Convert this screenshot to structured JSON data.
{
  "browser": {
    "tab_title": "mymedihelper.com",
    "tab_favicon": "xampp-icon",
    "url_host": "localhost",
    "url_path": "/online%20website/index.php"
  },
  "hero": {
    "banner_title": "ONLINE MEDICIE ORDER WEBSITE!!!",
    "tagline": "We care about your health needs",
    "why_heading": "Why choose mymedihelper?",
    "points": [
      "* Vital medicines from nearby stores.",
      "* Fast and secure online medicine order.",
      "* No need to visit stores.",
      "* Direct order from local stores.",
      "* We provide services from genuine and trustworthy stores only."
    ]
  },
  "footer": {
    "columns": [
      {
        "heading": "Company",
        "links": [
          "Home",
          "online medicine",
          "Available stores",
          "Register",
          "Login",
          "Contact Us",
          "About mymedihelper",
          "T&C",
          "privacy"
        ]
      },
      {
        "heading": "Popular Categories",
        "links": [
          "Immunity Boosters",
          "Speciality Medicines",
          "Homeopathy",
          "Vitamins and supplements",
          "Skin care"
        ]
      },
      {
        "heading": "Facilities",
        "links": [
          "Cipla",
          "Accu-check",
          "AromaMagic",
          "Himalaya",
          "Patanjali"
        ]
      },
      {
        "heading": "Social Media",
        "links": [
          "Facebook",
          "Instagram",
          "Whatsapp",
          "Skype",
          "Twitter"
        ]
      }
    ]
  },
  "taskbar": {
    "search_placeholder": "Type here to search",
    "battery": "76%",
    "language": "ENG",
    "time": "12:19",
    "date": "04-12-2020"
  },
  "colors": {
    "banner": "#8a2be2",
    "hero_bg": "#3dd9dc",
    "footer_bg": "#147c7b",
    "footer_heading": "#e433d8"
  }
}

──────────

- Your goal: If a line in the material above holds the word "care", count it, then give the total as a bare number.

- Answer section: 2